Task statement » Your answer must contain each line of the listing in which "region" appears, copied in full.
[Opening Dataset excerpts section]
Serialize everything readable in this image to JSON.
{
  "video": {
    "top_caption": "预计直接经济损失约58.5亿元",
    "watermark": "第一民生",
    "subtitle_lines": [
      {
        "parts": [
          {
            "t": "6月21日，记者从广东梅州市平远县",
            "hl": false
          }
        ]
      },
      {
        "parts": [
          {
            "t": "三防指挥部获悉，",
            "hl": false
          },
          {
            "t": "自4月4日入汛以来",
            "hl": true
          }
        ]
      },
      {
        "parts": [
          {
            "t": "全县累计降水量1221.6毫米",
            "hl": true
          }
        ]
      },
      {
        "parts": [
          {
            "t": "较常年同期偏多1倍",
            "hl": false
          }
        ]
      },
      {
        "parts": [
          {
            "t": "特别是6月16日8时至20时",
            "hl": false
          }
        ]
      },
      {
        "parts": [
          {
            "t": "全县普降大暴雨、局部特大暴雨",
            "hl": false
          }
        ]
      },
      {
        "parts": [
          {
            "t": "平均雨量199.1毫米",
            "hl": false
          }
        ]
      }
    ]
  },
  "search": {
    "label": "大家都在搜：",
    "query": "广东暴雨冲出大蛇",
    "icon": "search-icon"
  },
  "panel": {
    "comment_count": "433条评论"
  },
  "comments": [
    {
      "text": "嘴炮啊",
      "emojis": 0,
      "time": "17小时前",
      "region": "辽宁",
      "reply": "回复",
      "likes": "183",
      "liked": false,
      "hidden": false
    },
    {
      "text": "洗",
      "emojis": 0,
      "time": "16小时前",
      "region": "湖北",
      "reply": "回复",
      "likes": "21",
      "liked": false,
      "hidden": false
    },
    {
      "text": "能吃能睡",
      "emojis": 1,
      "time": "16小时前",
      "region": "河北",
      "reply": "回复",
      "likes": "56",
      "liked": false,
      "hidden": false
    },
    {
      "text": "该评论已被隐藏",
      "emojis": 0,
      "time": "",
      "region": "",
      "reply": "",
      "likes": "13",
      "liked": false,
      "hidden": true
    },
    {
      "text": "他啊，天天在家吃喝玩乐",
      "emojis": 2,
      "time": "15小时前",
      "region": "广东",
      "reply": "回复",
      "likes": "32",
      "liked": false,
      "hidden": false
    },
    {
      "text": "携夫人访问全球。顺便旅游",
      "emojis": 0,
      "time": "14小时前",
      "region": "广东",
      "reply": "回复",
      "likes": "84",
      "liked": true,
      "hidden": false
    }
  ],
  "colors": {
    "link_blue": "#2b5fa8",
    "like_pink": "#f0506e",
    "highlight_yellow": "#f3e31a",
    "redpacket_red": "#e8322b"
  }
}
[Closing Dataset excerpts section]
Problem solution »
      "region": "辽宁",
      "region": "湖北",
      "region": "河北",
      "region": "",
      "region": "广东",
      "region": "广东",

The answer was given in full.